Within Wow there are events that happen that correspond to real world holidays and events. When the summer Olympics happened there was an event in Wow that if you successfully won a battleground you'd win a tabard and the chance to win a commemorative pet. I did more PvP those two weeks than ever before. It was also about this time that I got involved in a guild. Within WoW, groups of people can form a guild. Two of the biggest features of a guild are the shared guild bank that I mentioned above and a shared chat channel. Anyway I joined a very active leveling guild. They were very friendly whenever I'd log on and occasionally they'd have organized events.

After one particular guild party we ventured into a Horde town in the Barrens and killed all the NPCs (non player characters) and hugged all the low level Horde players.

On another guild-get-together we revisited an old level 60 raid instance. This got me my first taste of raiding. In one sense, raiding is just like running instances in that you have a group of people and you are working toward a common objective (usually killing everything in sight). However raids are different in their scale. The smallest raid consists of 10 players and depending on the requirements of the raiding instance it can grow to up to 40 people.

With a taste for raiding, I eventually accepted an invitation to a friend's raiding guild. We ran Karazhan more times than I can count and then started working on the harder raids. The picture above is from our first boss kill in Mt. Hyjal.

We also went back and did more of the old world raids like Onyxia the dragon.

Some raid encounters are absolutely stunning in the detail along with the mechanics of how you had to engage them.

In November of last year, Blizzard released Wrath of the Lich King (WotLK), the latest expansion pack for World of Warcraft. I, along with my son and oldest daughter, joined 400 other people at Fry's to stand outside for 90 minutes until they reopened at 12:01am to sell copies to overly obsessive compulsive geeks. My kids still mention how exciting it was. I took the next 2 days off from work to create a 4 day weekend and stayed up late a few more nights the next week to reach level 80 (the new maximum) as fast as possible. Northrend is even more interesting than other areas. Some of the scenery is just staggering.

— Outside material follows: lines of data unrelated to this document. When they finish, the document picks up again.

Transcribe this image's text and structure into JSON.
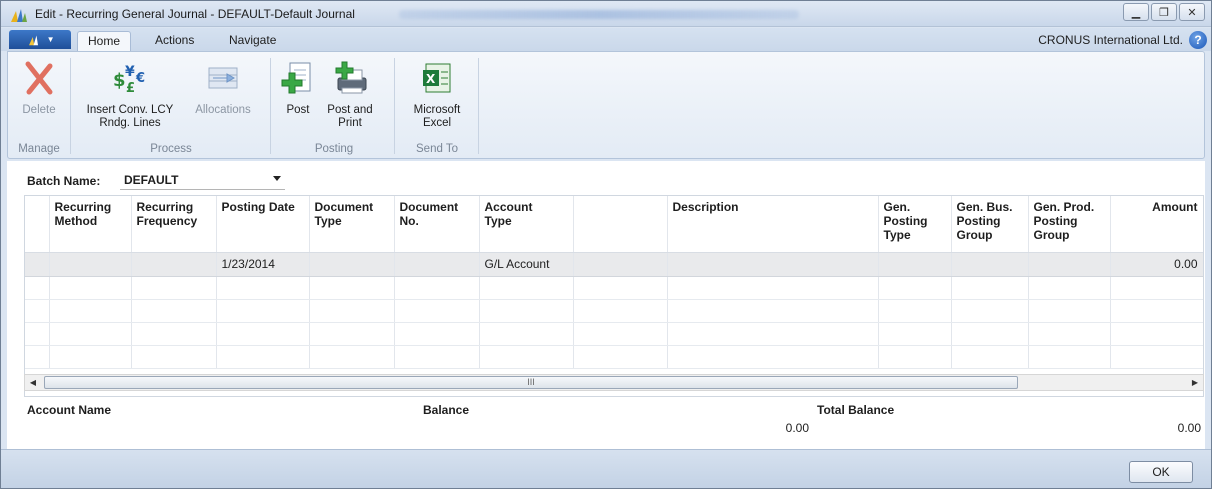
{
  "window": {
    "title": "Edit - Recurring General Journal - DEFAULT-Default Journal",
    "controls": [
      "minimize",
      "restore",
      "close"
    ]
  },
  "ribbon": {
    "tabs": [
      {
        "label": "Home",
        "active": true
      },
      {
        "label": "Actions",
        "active": false
      },
      {
        "label": "Navigate",
        "active": false
      }
    ],
    "company": "CRONUS International Ltd.",
    "groups": {
      "manage": "Manage",
      "process": "Process",
      "posting": "Posting",
      "send_to": "Send To"
    },
    "buttons": {
      "delete": "Delete",
      "insert_conv_l1": "Insert Conv. LCY",
      "insert_conv_l2": "Rndg. Lines",
      "allocations": "Allocations",
      "post": "Post",
      "post_print_l1": "Post and",
      "post_print_l2": "Print",
      "excel_l1": "Microsoft",
      "excel_l2": "Excel"
    }
  },
  "batch": {
    "label": "Batch Name:",
    "value": "DEFAULT"
  },
  "grid": {
    "columns": [
      {
        "l1": "Recurring",
        "l2": "Method",
        "l3": ""
      },
      {
        "l1": "Recurring",
        "l2": "Frequency",
        "l3": ""
      },
      {
        "l1": "Posting Date",
        "l2": "",
        "l3": ""
      },
      {
        "l1": "Document",
        "l2": "Type",
        "l3": ""
      },
      {
        "l1": "Document",
        "l2": "No.",
        "l3": ""
      },
      {
        "l1": "Account",
        "l2": "Type",
        "l3": ""
      },
      {
        "l1": "",
        "l2": "",
        "l3": ""
      },
      {
        "l1": "Description",
        "l2": "",
        "l3": ""
      },
      {
        "l1": "Gen.",
        "l2": "Posting",
        "l3": "Type"
      },
      {
        "l1": "Gen. Bus.",
        "l2": "Posting",
        "l3": "Group"
      },
      {
        "l1": "Gen. Prod.",
        "l2": "Posting",
        "l3": "Group"
      },
      {
        "l1": "Amount",
        "l2": "",
        "l3": ""
      }
    ],
    "rows": [
      [
        "",
        "",
        "1/23/2014",
        "",
        "",
        "G/L Account",
        "",
        "",
        "",
        "",
        "",
        "0.00"
      ]
    ],
    "scroll_thumb": "III"
  },
  "footer": {
    "account_name_label": "Account Name",
    "balance_label": "Balance",
    "total_balance_label": "Total Balance",
    "balance_value": "0.00",
    "total_balance_value": "0.00"
  },
  "ok_button": "OK"
}
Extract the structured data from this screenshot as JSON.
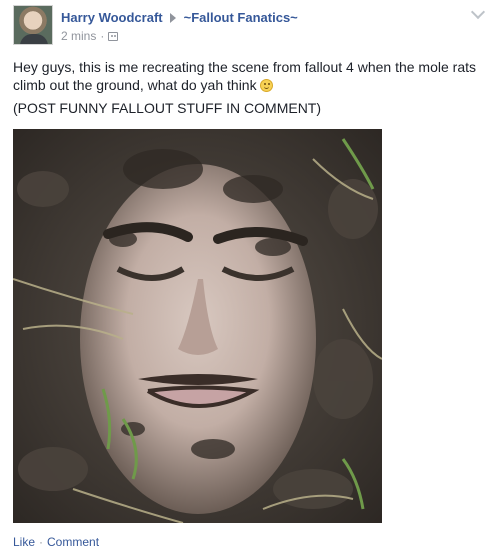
{
  "post": {
    "author": "Harry Woodcraft",
    "group": "~Fallout Fanatics~",
    "timestamp": "2 mins",
    "meta_separator": "·",
    "body_line1": "Hey guys, this is me recreating the scene from fallout 4 when the mole rats climb out the ground, what do yah think",
    "body_line2": "(POST FUNNY FALLOUT STUFF IN COMMENT)",
    "icons": {
      "audience": "friends-audience-icon",
      "options": "chevron-down-icon",
      "emoji": "smiley-icon",
      "group_arrow": "triangle-right-icon"
    }
  },
  "actions": {
    "like_label": "Like",
    "separator": "·",
    "comment_label": "Comment"
  },
  "colors": {
    "link": "#365899",
    "meta": "#90949c",
    "text": "#1d2129",
    "background": "#ffffff"
  }
}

From here I started running raids together with multiple guilds because not many people were at level 80 yet. This got me the chance to see Naxxramas. (I wasn't around when it was a level 60 raid) And run with some very skilled people.

Above is a picture of our victory downing Sapphiron. He is the second to last boss in Naxxramas. More importantly he drops the key to unlock the Malygos encounter. I was the first person in our guild to get the key!

With WotLK, Blizzard introduced an achievement system to WoW. Normally I would not have thought that earning achievements would be fun, but Blizzard added rewards for some achievements. For example the achievement I am probably most happy with was For the Alliance! You earn this achievement by killing the leaders of each of the 4 major Horde cities. These leaders are Elite NPCs with an extraordinary number of hit points. It takes a full 40 man raid to even attempt it and sometimes they even fail. I managed to find a good group late one night and we killed all 4 within a few hours. The cool part about this achievement is that when you earn it you are rewarded with a Black War Bear mount. So in case you've been wondering what I've been up to when I'm not busy doing a thousand other things, now you know.